>>>>

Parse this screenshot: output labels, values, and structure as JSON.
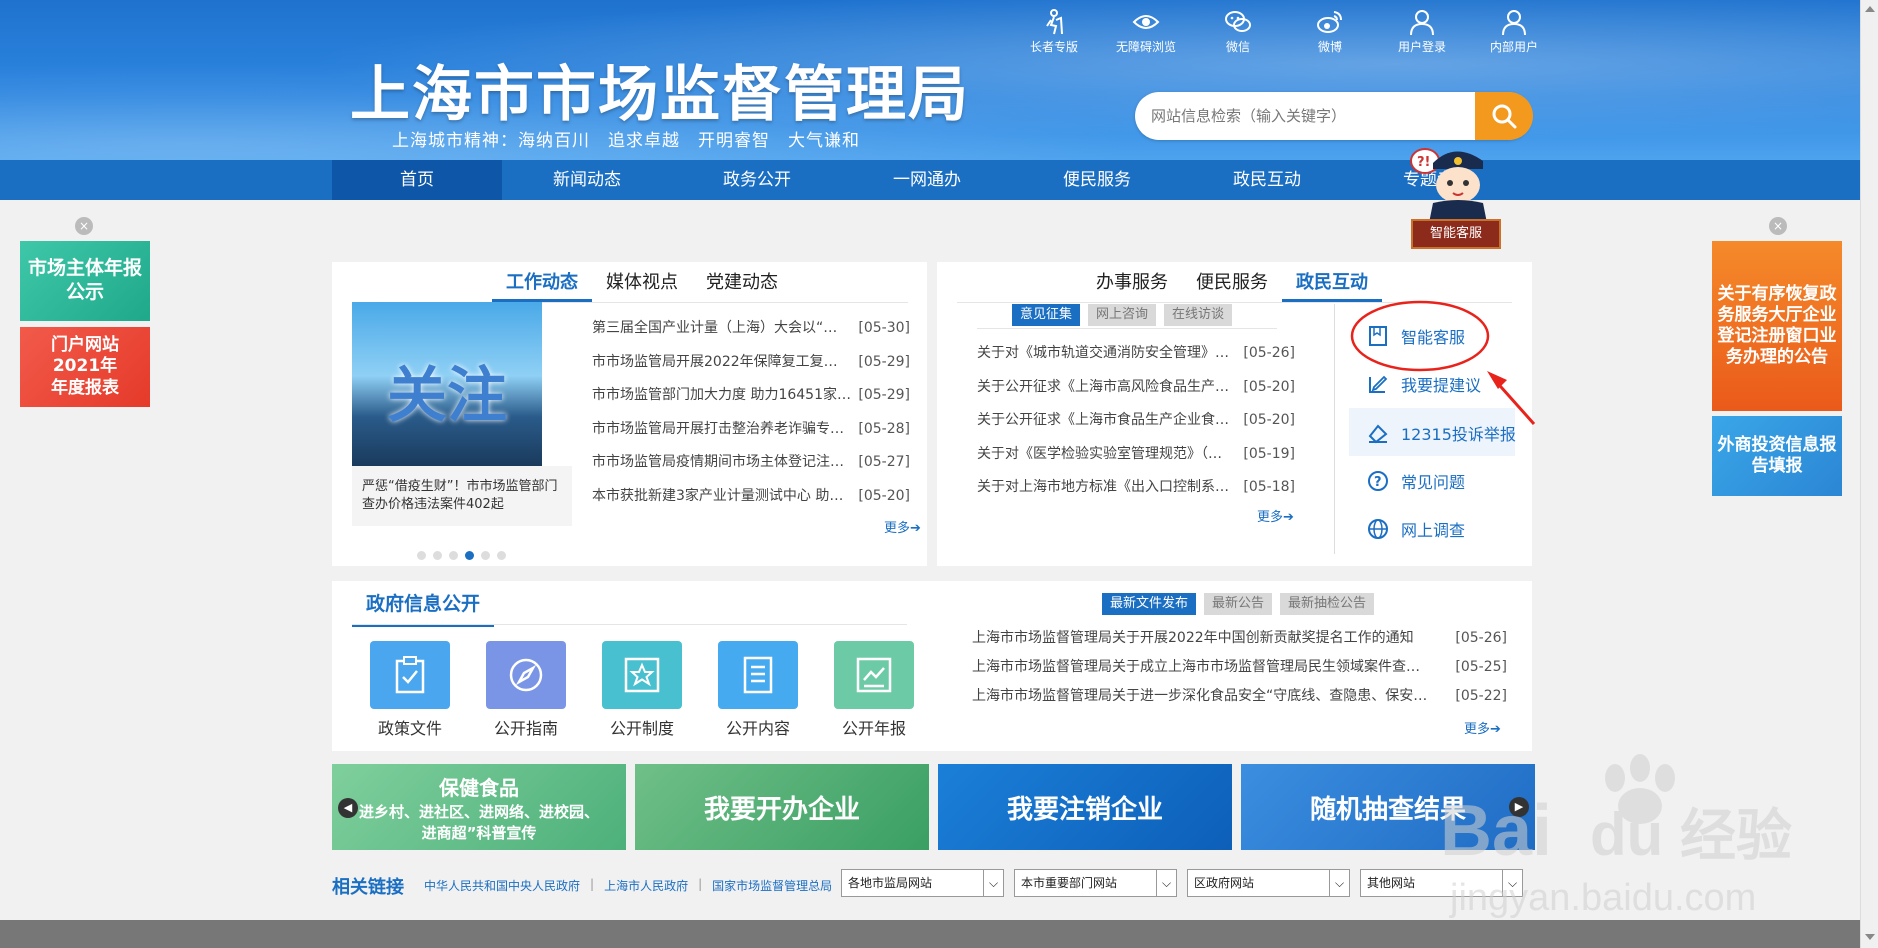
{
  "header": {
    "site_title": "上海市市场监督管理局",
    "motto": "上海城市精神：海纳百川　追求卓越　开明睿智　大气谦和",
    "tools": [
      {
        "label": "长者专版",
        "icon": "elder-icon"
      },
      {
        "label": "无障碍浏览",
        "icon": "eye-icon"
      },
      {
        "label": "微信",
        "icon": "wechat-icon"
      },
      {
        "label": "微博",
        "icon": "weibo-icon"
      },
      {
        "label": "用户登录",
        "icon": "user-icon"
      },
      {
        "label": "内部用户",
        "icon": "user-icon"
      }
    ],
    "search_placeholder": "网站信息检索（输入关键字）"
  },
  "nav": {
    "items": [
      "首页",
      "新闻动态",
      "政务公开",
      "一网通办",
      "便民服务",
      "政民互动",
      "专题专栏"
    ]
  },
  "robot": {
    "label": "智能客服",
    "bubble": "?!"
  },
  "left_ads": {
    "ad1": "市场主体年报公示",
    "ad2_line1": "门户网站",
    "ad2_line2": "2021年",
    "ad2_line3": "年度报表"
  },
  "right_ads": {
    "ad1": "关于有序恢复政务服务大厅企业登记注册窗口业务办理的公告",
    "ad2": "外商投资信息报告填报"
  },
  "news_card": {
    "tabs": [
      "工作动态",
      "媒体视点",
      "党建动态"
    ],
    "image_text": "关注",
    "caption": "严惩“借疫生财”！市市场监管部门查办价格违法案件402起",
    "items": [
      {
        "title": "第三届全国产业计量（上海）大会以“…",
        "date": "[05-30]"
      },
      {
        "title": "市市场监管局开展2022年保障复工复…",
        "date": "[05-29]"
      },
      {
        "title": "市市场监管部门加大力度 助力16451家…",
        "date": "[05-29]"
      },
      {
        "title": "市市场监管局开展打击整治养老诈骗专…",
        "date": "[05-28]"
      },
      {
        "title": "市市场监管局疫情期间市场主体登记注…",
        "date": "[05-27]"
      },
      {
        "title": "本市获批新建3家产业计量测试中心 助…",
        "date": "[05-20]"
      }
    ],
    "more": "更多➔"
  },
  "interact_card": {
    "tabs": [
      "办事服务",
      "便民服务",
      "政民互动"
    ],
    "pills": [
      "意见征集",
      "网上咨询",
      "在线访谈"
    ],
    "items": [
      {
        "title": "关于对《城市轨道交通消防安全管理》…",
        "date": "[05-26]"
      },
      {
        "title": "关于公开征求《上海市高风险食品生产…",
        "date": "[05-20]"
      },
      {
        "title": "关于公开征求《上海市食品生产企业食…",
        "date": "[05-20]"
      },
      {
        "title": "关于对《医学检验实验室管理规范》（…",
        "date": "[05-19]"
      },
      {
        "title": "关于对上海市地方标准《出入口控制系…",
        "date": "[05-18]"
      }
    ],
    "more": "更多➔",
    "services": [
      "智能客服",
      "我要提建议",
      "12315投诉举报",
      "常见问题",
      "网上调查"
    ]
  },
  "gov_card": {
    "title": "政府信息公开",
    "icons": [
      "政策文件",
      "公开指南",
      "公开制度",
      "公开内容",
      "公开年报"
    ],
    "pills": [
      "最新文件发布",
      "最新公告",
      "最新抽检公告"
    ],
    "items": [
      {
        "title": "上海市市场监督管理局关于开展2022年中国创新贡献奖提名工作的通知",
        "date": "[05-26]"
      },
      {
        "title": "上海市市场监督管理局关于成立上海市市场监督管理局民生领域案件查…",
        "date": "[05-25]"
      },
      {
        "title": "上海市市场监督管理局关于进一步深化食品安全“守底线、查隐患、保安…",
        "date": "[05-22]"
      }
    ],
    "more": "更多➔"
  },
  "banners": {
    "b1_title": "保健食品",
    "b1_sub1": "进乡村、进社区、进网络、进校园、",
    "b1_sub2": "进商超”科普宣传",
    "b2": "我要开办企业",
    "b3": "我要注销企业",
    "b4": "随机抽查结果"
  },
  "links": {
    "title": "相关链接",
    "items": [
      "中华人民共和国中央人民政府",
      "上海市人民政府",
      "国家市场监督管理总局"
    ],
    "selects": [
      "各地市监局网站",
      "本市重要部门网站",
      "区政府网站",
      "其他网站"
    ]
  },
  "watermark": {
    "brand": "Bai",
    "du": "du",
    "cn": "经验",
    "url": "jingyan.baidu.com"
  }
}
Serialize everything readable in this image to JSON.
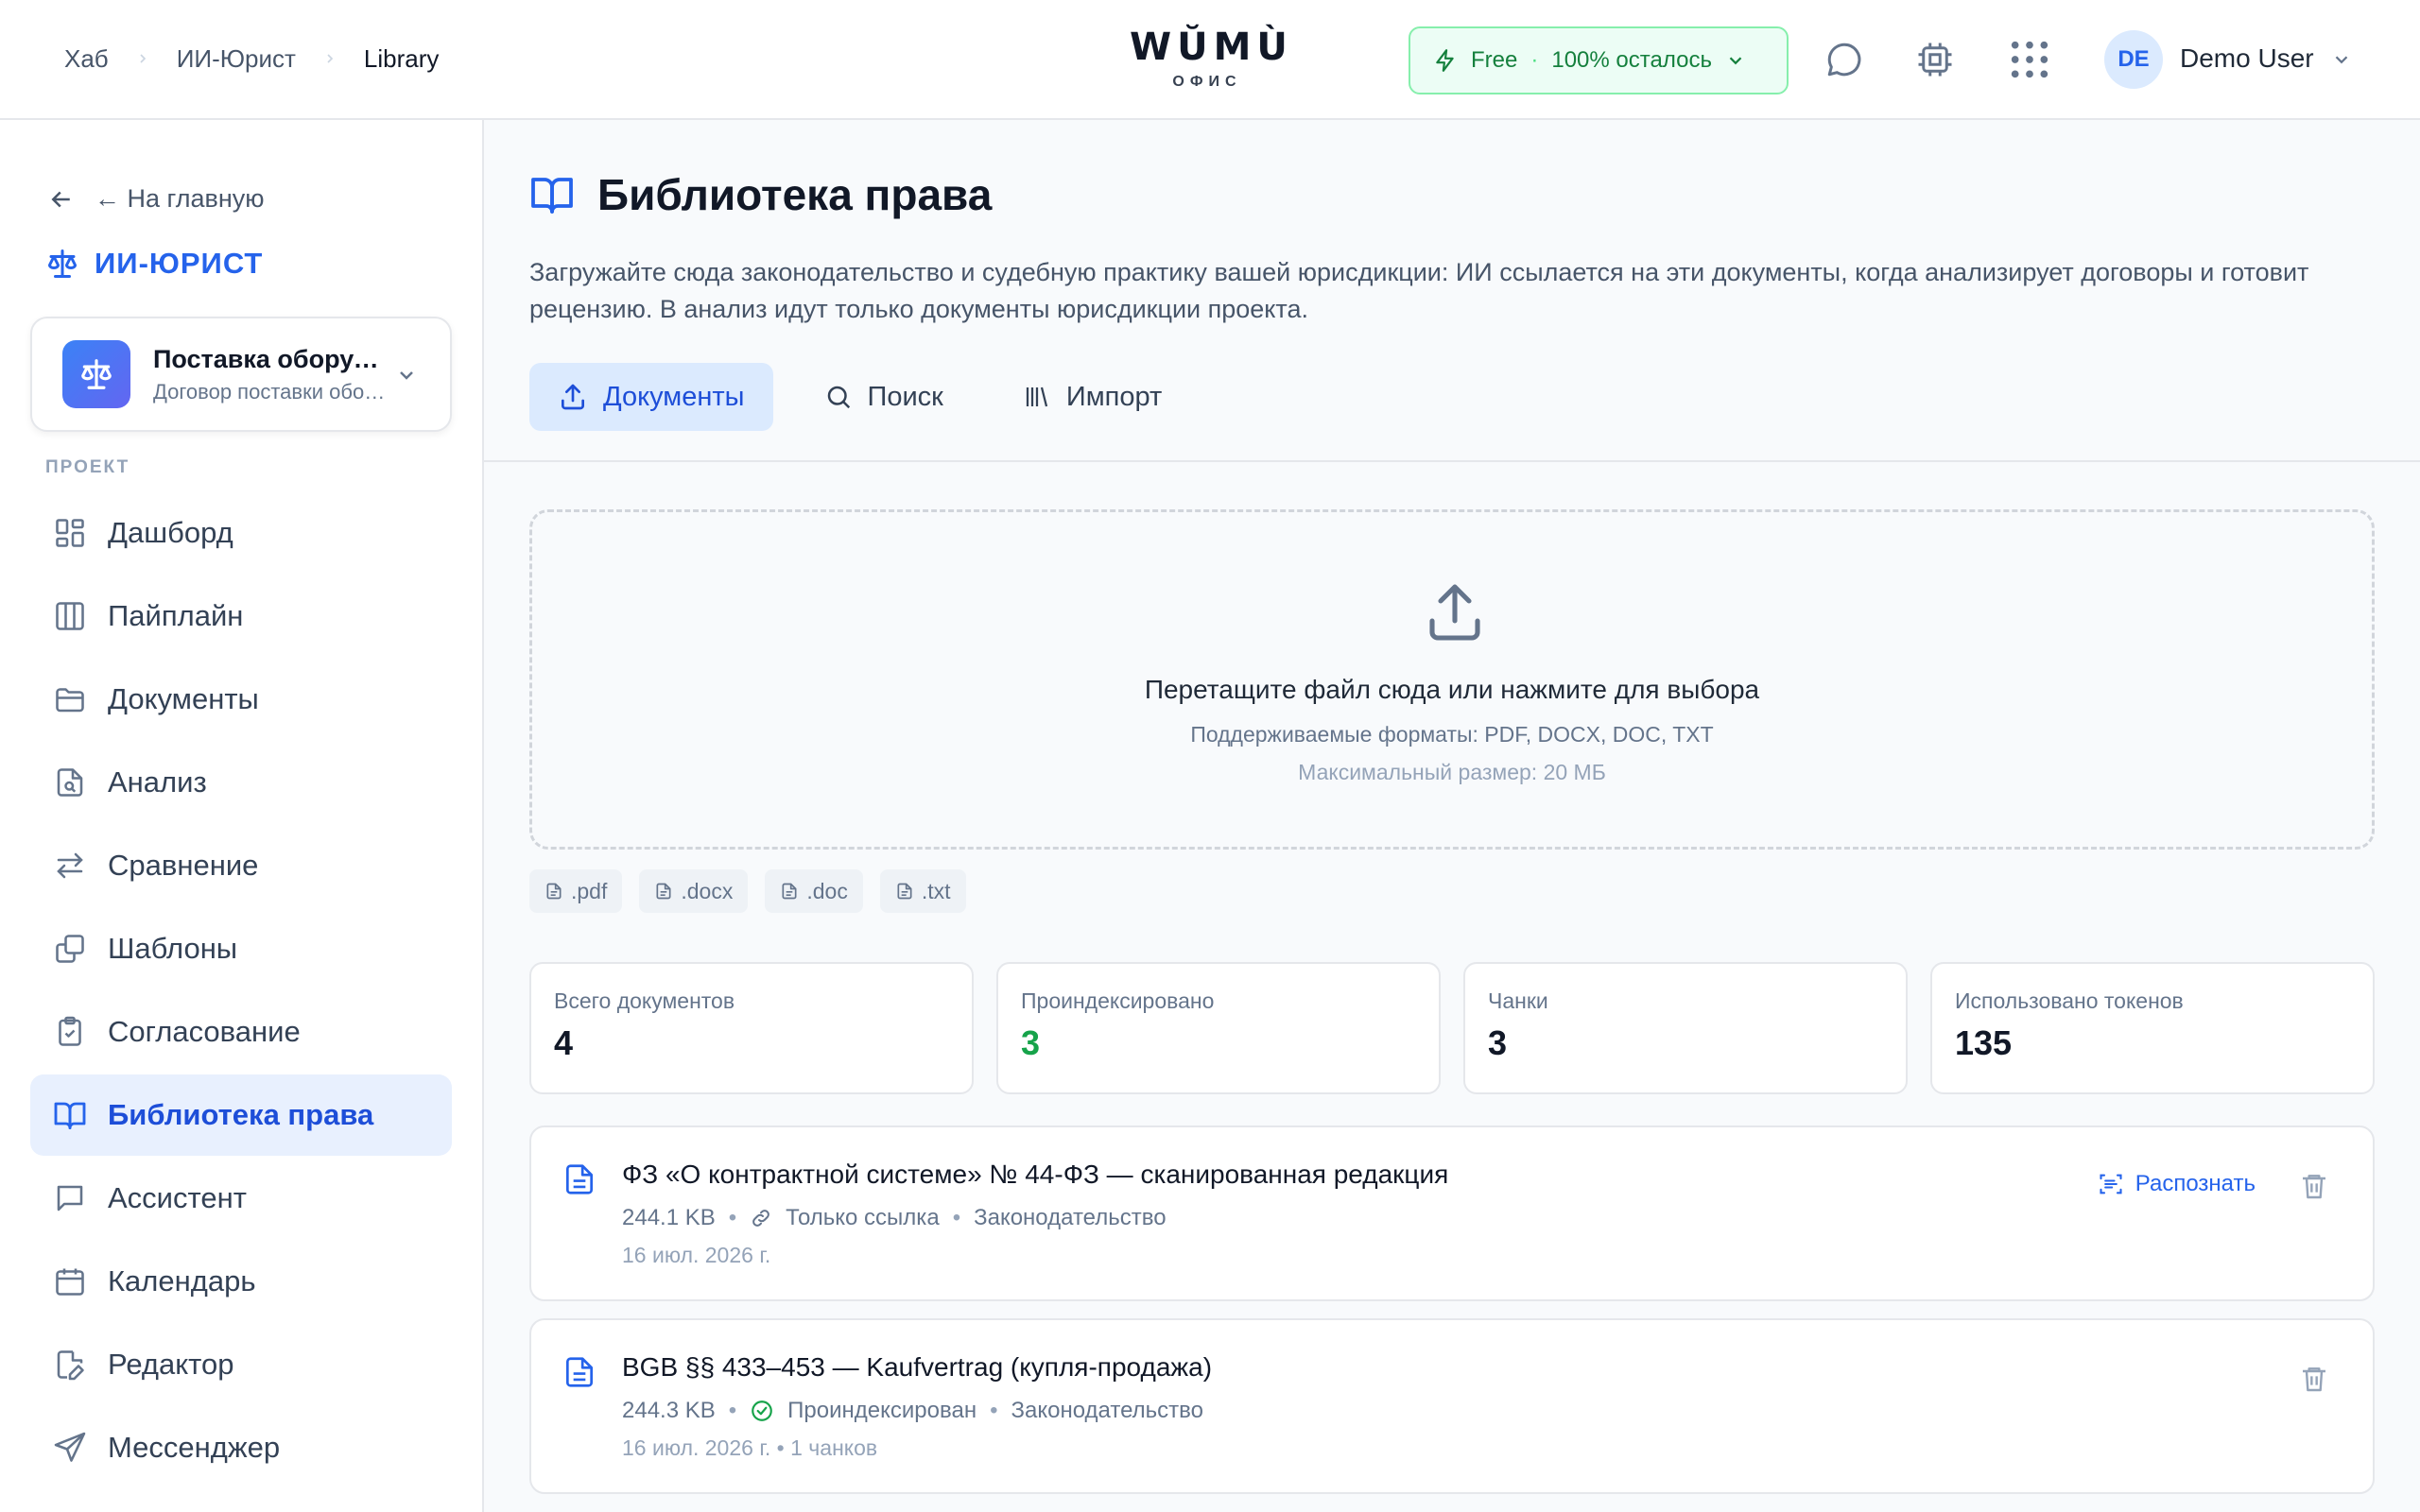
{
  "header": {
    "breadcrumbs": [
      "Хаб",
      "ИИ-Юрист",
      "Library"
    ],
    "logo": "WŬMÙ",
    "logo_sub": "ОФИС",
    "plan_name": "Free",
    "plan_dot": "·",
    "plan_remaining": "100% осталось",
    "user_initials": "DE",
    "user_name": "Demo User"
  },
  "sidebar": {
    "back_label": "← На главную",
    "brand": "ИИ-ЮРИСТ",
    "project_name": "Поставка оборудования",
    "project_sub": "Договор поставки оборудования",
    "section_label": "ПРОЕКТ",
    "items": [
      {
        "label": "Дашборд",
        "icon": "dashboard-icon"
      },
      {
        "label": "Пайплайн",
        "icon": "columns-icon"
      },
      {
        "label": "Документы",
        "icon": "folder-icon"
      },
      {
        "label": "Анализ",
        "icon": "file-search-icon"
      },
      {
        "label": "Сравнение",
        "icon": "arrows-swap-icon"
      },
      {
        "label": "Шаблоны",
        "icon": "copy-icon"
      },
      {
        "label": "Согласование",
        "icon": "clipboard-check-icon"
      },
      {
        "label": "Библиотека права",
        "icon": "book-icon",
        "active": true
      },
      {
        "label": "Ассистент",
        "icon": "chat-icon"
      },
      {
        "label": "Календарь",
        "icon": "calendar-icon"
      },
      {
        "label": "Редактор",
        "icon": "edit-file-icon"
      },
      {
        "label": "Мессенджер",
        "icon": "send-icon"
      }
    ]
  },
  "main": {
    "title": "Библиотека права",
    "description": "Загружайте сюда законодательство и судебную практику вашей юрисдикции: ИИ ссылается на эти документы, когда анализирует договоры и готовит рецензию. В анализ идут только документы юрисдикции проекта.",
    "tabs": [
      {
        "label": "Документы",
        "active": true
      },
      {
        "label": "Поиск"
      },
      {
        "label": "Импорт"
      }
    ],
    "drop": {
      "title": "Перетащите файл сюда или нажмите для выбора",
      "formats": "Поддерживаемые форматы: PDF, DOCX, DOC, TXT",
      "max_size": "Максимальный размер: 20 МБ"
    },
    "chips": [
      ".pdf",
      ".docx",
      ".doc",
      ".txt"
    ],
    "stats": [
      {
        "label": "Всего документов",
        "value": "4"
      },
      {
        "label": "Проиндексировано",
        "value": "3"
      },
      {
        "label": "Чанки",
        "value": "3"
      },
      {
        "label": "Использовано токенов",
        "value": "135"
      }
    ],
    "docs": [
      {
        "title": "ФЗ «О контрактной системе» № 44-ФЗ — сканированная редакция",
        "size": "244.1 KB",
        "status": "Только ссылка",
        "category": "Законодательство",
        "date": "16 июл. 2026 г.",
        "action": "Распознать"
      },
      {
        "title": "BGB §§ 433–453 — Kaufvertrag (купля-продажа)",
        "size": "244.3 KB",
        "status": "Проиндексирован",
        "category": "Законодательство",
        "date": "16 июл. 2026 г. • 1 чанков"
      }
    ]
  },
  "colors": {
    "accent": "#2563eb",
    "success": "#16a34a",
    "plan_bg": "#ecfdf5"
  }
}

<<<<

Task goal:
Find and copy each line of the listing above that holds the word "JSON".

Answer to the exercise:
Parse this screenshot: output labels, values, and structure as JSON.
Serialize everything readable in this image to JSON.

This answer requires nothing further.